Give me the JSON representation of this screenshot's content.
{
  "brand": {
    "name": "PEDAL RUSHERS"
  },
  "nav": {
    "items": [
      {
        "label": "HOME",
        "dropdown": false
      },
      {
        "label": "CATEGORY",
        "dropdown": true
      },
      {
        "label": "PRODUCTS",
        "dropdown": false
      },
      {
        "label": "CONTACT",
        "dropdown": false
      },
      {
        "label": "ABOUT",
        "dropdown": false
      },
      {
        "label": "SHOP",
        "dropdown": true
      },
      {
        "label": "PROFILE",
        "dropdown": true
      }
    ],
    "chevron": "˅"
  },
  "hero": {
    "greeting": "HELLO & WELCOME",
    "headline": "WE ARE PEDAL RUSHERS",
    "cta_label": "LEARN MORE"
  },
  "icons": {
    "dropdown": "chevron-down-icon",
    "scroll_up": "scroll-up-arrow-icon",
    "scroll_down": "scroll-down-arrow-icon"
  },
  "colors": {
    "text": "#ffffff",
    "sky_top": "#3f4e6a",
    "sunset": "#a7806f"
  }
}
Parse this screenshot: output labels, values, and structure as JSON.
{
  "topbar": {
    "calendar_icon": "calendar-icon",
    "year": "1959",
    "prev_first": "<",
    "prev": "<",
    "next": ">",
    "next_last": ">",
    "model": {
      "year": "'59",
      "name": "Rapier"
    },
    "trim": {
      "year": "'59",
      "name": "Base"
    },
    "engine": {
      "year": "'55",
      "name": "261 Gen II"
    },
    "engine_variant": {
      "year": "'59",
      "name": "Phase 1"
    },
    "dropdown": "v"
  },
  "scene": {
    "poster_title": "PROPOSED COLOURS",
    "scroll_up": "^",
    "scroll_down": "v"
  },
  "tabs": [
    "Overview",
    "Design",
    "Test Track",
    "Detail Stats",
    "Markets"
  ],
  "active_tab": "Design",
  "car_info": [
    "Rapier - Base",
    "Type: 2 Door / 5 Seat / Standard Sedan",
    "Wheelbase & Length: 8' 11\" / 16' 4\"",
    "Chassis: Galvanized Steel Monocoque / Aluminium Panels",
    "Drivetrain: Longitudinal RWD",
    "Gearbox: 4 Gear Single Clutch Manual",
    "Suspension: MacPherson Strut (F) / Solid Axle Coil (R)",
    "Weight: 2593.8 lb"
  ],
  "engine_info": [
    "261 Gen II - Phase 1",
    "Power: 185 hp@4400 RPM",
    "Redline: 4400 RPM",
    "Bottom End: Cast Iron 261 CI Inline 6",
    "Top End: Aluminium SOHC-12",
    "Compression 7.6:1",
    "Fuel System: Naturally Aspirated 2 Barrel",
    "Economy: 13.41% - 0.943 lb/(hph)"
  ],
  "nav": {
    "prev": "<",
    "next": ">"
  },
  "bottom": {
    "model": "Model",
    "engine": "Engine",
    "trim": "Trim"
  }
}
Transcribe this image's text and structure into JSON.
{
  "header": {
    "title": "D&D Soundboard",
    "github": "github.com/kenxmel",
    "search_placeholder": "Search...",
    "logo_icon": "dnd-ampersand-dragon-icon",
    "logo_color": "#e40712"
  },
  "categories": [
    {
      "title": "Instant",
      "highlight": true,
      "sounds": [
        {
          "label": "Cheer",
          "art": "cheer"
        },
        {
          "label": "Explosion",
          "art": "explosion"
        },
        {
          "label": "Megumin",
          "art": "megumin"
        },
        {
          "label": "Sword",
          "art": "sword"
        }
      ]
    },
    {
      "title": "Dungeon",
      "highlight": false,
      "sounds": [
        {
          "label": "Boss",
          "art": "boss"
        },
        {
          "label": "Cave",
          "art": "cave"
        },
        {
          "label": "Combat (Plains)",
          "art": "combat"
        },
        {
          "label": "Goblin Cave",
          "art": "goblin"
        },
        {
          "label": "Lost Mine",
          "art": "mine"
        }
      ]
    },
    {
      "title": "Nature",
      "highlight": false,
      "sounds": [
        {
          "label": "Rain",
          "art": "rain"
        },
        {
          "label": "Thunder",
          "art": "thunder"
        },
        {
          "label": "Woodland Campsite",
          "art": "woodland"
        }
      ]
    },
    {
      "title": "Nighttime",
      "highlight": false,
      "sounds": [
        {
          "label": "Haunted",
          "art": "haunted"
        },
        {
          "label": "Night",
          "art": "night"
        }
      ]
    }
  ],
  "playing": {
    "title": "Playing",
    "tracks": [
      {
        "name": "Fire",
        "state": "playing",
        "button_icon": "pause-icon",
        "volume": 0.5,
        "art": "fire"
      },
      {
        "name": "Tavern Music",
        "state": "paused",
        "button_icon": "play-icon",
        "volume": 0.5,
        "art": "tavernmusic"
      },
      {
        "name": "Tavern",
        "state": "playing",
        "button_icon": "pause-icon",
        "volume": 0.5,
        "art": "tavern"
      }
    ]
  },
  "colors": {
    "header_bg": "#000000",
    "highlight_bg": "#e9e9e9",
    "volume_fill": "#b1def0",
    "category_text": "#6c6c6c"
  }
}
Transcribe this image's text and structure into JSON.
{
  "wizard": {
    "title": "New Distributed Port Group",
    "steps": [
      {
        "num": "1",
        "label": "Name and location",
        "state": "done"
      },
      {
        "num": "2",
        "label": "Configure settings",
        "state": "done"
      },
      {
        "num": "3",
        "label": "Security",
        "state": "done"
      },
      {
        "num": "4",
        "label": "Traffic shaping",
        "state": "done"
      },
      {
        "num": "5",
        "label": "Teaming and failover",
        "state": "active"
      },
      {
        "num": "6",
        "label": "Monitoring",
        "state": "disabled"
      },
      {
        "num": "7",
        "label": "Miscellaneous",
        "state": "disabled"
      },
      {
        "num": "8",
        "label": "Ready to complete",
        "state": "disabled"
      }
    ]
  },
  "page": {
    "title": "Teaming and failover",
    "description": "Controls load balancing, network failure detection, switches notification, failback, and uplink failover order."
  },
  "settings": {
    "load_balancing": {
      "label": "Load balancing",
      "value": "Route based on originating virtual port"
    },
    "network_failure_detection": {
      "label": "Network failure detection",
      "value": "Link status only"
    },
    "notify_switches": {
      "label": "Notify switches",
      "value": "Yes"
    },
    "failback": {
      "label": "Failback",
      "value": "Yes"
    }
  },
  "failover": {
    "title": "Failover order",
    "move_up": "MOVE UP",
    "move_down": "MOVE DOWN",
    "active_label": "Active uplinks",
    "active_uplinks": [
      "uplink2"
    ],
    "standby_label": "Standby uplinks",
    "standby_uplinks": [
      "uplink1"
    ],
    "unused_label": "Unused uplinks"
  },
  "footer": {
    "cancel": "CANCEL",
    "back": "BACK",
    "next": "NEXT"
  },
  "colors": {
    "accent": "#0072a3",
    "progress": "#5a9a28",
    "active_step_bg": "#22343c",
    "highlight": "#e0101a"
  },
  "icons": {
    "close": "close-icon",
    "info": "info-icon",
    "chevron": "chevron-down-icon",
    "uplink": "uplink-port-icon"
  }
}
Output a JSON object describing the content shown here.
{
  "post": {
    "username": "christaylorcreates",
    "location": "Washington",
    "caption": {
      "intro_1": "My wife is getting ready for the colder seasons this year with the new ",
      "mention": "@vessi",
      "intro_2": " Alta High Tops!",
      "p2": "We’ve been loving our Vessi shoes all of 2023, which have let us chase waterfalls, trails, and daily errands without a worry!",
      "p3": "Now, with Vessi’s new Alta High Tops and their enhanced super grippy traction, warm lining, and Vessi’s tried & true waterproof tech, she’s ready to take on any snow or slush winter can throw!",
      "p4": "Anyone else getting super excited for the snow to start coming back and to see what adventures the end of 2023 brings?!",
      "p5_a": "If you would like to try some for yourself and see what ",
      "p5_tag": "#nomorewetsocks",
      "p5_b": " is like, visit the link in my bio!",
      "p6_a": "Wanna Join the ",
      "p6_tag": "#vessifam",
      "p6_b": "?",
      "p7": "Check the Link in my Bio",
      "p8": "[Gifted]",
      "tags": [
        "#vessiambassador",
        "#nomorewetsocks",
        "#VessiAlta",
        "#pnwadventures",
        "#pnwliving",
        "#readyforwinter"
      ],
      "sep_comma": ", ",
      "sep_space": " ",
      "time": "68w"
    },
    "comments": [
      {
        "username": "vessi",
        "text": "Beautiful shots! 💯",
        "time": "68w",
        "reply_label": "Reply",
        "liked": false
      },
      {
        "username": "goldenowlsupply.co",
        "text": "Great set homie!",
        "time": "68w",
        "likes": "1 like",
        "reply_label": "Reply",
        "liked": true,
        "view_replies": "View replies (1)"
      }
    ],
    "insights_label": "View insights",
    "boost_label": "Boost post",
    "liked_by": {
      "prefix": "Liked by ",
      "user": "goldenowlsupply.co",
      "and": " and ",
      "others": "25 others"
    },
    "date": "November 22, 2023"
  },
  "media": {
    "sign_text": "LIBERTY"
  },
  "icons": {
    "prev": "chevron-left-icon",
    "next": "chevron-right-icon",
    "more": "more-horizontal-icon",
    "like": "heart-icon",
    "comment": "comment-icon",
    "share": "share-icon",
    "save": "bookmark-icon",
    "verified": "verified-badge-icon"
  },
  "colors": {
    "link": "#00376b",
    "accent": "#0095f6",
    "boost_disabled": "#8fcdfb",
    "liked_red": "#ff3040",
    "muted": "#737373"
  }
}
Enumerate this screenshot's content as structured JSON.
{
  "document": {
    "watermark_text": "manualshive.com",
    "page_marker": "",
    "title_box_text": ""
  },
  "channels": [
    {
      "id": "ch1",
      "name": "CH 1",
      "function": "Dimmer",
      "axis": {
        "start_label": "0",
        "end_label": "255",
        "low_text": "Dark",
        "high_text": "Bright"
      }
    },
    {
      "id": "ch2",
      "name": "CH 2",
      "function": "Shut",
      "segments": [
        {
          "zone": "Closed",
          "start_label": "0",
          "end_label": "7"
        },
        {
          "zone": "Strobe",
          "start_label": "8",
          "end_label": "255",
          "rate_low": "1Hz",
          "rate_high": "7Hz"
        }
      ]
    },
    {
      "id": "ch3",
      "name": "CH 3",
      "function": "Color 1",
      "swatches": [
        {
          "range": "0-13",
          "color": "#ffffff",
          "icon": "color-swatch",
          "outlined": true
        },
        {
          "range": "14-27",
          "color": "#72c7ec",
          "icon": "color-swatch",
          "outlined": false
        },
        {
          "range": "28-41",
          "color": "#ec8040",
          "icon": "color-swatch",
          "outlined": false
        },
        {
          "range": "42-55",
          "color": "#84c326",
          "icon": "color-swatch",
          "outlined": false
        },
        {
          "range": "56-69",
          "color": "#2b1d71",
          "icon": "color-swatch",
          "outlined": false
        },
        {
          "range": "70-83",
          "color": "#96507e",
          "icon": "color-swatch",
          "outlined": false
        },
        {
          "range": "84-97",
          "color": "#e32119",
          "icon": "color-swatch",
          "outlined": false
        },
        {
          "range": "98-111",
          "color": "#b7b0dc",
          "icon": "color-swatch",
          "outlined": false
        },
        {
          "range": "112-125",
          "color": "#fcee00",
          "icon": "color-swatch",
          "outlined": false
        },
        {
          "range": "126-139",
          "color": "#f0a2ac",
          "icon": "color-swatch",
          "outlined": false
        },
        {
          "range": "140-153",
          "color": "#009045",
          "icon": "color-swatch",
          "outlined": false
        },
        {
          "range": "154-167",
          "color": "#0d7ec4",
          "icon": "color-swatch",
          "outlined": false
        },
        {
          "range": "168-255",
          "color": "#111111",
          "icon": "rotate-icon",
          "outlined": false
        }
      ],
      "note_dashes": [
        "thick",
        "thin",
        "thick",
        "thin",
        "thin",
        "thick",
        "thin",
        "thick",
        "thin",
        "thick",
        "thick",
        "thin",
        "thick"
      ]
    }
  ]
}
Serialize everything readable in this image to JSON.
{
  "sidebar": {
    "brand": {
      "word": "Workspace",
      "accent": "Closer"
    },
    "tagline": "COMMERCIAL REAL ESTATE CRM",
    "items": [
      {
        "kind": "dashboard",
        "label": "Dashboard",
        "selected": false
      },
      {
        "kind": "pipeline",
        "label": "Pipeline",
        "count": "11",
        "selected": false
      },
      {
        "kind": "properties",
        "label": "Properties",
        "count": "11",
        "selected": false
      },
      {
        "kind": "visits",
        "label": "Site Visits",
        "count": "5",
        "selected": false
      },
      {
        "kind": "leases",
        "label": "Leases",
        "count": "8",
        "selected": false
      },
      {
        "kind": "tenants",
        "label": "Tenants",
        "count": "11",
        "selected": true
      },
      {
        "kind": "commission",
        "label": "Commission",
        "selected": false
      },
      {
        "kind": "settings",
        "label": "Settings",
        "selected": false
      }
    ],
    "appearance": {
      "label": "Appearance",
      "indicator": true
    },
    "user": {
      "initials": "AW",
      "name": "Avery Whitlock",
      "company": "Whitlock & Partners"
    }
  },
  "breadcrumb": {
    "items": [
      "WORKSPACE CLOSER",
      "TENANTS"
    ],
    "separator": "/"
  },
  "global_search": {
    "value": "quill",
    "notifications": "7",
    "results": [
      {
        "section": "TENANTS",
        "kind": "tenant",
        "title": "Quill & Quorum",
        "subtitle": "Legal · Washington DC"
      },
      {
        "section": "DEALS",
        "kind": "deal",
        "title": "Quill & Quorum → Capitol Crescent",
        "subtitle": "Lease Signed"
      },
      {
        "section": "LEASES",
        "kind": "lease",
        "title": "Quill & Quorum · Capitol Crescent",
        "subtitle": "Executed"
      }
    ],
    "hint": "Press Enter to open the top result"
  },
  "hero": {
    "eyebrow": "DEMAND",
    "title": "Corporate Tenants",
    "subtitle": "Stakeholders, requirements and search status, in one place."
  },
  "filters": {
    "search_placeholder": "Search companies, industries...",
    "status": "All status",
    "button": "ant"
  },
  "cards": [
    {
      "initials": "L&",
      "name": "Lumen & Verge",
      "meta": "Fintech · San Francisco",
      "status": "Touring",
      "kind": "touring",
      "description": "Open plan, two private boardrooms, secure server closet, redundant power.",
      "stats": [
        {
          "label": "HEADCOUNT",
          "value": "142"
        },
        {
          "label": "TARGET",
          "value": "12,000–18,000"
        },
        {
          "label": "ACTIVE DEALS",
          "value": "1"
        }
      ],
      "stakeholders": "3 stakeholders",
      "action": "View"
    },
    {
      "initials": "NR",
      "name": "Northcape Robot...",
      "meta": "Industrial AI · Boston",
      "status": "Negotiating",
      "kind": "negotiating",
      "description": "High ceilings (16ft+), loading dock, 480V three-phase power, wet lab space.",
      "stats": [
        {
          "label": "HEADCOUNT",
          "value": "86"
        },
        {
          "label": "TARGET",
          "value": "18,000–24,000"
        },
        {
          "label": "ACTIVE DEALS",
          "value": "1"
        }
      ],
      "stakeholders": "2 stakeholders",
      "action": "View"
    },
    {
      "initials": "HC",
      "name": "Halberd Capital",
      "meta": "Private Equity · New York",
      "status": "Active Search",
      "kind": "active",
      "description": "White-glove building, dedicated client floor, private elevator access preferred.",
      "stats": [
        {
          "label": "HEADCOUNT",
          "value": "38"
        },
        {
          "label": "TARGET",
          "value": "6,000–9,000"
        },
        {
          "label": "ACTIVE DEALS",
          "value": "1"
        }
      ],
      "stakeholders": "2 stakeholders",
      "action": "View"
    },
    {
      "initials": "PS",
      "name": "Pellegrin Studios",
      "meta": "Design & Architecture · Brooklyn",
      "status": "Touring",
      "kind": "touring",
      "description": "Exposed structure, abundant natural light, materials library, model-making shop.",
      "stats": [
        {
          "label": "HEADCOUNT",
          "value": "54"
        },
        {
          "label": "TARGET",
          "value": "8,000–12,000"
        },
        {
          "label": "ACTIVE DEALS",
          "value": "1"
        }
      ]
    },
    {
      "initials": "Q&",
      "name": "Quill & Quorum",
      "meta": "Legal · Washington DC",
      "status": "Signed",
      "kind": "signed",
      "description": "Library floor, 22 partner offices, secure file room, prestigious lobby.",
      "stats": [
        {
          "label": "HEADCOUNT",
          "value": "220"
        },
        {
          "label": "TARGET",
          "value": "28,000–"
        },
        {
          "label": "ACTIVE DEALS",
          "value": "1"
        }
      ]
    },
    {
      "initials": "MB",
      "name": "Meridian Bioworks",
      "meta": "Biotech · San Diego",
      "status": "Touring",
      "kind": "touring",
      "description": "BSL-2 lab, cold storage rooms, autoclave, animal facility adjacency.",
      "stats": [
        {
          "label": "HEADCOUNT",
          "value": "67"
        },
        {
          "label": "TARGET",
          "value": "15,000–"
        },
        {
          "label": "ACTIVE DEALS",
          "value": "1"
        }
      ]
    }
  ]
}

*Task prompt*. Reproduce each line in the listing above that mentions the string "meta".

*Exercise answer*.
      "meta": "Fintech · San Francisco",
      "meta": "Industrial AI · Boston",
      "meta": "Private Equity · New York",
      "meta": "Design & Architecture · Brooklyn",
      "meta": "Legal · Washington DC",
      "meta": "Biotech · San Diego",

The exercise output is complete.